Artist Harry Anderson is
famous for his dramatic, lifelike religious
paintings. His placement of Christ in more contemporary settings
clearly gives the message that Jesus is "here and now."
Anderson's vivid compositions, balance of dark and light,
use of color, and, most of all, facial expressions, combine
to create a stirring mood of the reality of God. He always
portrays Christ as compassionate, noble, strong, and confident.
Two of his most famous works are: "What Happened to
Your Hand" and "Prince of Peace."|
But Anderson's fame comes not only from his religious works;
in the 1940's and 50's, he was one of the nation's top illustrators
for such magazines as Collier's, Saturday Evening Post, and
Woman's Home Companion.
He was born to Swedish parents in 1906 and enjoyed a secure,
happy family life. Talent for mathematics seemed to run in the
family, so young Harry naturally chose it for his college major.
As a diversion from academic work he took a painting class. It
was there that he discovered his talent and he decided to pursue
a career in art. Anderson then studied art at Syracuse University.
After graduation he moved to New York, where he sold candy at night
and peddled his art to agencies during the day. He got part time
assignments first and eventually devoted full time to art as his
work caught on.
He move to Chicago, where he met and married Ruth Huebel. They
bought a house in Highland Park, and, as Anderson had no time to
do the repair work needed, a handyman was hired.

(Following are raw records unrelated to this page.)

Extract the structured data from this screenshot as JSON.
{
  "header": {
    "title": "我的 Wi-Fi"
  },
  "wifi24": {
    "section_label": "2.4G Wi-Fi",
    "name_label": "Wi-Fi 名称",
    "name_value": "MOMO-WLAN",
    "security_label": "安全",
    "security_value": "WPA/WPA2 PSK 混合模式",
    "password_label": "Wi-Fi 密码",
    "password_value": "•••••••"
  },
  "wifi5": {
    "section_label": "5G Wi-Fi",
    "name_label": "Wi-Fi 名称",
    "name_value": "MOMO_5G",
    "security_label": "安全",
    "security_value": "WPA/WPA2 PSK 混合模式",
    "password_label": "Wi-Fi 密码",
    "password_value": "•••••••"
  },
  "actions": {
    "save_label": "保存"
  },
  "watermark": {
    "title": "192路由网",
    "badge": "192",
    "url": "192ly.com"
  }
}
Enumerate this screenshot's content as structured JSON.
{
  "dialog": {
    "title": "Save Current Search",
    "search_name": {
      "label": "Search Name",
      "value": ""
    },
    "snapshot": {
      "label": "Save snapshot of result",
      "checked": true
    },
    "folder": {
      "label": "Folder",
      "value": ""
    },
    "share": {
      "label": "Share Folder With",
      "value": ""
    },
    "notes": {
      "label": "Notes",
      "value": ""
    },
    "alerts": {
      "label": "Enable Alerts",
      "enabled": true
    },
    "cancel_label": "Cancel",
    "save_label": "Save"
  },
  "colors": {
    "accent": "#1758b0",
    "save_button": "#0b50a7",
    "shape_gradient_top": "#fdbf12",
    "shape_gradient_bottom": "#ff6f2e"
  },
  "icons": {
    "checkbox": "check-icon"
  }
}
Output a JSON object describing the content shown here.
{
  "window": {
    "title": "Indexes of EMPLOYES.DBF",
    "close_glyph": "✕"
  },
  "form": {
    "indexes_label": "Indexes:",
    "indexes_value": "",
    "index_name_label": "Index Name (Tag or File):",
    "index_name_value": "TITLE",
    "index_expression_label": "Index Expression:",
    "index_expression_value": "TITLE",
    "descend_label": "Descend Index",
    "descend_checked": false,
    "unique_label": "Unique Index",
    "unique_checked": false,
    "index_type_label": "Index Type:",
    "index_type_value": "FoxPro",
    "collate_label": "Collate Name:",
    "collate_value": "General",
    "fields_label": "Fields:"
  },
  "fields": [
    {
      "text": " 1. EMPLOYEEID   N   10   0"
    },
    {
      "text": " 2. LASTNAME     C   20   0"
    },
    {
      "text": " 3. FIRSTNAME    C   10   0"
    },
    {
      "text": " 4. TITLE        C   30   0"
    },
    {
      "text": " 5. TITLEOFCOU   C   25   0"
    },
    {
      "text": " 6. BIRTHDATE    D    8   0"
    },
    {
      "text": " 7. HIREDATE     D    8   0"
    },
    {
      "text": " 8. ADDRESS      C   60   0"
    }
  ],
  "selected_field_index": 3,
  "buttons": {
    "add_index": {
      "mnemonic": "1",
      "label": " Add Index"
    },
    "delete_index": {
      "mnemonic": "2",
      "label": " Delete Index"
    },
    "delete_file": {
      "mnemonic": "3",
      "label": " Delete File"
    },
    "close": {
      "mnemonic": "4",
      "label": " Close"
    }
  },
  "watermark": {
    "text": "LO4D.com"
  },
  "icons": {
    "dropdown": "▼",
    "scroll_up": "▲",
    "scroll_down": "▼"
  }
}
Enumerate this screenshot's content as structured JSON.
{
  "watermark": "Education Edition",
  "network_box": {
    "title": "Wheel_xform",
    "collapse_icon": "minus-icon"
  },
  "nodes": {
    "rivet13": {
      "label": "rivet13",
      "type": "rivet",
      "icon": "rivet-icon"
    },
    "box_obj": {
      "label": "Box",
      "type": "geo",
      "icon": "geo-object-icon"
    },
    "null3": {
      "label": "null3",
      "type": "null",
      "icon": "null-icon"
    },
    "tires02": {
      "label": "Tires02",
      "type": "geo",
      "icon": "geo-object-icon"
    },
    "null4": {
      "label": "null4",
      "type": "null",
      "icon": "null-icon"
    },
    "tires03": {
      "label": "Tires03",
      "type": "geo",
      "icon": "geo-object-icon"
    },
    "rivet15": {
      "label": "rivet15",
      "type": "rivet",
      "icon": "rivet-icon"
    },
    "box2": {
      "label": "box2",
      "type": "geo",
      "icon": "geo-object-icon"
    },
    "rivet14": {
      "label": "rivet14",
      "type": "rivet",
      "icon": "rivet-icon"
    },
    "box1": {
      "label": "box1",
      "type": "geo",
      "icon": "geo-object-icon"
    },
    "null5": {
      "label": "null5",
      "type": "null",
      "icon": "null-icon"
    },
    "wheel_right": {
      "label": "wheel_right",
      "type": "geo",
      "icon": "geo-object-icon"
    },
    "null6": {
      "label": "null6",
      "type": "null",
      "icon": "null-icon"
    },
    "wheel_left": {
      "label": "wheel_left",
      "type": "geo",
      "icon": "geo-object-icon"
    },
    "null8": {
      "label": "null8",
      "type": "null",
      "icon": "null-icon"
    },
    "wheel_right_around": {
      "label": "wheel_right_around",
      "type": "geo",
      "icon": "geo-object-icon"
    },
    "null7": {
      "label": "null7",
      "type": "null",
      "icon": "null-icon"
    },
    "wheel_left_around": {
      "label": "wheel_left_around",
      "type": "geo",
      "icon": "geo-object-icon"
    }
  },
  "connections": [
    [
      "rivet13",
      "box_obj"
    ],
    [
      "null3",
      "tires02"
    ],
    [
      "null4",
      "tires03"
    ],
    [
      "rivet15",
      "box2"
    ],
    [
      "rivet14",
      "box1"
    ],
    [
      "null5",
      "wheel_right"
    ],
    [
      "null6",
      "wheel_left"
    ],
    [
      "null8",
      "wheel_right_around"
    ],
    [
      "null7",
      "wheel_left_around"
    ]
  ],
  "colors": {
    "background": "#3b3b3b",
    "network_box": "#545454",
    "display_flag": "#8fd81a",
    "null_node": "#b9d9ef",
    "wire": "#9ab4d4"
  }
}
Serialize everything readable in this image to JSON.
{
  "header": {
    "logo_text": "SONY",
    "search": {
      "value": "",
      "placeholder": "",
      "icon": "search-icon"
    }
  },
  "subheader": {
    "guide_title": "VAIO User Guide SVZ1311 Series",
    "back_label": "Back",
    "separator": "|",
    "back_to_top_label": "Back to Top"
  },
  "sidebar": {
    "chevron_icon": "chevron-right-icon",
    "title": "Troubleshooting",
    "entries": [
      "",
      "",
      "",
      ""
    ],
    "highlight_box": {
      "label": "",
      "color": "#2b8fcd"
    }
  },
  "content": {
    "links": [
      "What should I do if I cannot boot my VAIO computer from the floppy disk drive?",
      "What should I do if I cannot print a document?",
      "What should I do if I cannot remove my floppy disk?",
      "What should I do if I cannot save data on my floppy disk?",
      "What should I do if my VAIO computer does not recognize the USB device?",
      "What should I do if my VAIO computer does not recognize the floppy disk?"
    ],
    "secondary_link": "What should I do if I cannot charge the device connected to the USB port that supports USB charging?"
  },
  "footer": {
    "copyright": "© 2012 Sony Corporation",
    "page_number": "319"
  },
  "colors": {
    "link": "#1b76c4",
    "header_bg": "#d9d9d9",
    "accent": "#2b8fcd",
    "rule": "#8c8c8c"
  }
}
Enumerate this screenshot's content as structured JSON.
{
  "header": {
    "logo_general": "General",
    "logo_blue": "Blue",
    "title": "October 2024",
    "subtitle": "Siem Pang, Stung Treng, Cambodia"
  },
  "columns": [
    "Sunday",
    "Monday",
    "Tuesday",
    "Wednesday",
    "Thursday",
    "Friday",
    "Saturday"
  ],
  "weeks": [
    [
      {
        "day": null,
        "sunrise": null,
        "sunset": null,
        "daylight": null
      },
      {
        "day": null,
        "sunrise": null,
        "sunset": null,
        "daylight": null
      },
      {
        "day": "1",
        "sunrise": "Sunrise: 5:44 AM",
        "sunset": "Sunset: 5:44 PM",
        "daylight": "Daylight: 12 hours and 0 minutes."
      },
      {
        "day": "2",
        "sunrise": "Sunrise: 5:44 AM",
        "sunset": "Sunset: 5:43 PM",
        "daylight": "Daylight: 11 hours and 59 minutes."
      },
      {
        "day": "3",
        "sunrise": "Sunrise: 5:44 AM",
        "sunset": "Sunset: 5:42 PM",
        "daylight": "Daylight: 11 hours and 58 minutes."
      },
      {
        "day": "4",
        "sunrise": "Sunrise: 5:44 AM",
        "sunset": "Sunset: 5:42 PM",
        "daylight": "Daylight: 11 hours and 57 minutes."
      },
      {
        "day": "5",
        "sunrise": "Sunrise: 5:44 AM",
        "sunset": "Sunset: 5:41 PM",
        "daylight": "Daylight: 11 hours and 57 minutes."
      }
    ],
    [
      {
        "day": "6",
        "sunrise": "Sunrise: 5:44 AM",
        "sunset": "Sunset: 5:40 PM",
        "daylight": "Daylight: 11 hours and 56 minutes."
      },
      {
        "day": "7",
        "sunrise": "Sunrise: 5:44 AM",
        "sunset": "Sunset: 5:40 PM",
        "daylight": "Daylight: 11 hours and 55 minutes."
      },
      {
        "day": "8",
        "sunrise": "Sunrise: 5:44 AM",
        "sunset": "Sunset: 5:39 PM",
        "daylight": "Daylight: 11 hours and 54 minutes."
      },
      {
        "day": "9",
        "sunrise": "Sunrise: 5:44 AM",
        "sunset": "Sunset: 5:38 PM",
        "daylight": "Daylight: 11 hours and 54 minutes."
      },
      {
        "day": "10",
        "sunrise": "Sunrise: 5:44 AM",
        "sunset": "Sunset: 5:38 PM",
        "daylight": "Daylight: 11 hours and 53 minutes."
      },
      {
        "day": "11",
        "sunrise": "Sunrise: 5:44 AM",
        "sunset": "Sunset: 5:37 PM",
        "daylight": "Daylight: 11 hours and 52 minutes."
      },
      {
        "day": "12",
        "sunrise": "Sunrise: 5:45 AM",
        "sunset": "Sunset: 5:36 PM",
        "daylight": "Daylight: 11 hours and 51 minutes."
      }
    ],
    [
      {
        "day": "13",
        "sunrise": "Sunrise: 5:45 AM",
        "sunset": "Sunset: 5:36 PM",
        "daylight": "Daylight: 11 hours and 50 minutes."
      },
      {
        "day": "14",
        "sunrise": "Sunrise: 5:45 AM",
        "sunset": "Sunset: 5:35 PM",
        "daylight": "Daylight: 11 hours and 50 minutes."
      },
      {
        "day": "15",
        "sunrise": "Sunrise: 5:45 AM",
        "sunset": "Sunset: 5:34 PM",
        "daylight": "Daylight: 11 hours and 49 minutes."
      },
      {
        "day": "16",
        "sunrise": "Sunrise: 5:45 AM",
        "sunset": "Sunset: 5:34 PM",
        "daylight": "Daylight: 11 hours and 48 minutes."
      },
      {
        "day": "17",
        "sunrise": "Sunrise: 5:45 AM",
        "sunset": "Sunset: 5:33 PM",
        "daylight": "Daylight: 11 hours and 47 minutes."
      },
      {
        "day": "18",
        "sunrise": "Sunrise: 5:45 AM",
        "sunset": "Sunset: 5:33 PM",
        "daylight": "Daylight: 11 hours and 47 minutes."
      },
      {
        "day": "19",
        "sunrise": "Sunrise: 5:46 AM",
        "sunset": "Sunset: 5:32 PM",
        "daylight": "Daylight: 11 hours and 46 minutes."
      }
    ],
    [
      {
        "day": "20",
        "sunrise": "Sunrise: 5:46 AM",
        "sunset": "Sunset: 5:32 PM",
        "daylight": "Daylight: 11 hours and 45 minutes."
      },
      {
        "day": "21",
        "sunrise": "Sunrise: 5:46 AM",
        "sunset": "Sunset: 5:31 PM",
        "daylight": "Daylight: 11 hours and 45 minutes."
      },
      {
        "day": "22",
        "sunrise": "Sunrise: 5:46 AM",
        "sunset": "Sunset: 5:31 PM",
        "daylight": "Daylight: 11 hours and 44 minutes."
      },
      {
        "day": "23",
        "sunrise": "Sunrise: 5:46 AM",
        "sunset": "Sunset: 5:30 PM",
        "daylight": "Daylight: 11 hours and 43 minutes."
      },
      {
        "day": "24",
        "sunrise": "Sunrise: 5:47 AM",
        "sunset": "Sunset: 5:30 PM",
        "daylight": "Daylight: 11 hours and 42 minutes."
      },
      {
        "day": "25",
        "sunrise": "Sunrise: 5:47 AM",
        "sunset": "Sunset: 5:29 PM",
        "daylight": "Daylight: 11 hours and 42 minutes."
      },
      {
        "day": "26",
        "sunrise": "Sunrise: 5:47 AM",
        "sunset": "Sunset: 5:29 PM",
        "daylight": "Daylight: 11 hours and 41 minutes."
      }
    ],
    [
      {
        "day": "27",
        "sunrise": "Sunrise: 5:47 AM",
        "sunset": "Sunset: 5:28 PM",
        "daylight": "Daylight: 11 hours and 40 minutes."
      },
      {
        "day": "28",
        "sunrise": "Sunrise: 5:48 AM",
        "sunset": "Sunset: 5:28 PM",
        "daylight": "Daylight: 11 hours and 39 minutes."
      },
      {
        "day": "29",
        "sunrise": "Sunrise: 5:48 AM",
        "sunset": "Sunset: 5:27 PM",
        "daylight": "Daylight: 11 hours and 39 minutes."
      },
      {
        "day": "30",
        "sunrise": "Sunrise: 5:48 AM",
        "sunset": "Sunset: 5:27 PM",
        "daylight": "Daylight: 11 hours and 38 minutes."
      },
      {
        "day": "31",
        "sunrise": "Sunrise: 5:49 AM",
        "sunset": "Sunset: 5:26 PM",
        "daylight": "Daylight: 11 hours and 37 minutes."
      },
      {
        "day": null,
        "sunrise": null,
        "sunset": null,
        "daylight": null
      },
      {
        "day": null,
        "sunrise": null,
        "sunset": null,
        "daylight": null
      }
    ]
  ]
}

It was through
this man that the Anderson's renewed their religious faith.
Their pastor sent samples of Anderson's illustrations to the
denomination's Review and Herald Publishing Company, publishers
of inspirational books and study materials. The Review's art director,
Terence Martin, had long had the idea of showing Christ in modern
day settings. When he saw Anderson's samples, he knew he had an
artist who could bring that idea to life. Thus Anderson began his
career in religious art, still illustrating for magazines to
supplement his income.
Anderson has been described as a quiet, unassuming man who
did not revel in the many honors and awards he received. To him,
serving God through high quality art was enough. He did not rely
on thunderbolt-and-lightning inspirations, but on skill, hard work,
and his intimate relationship with the Redeemer that he helped
others come to know in a real and personal way.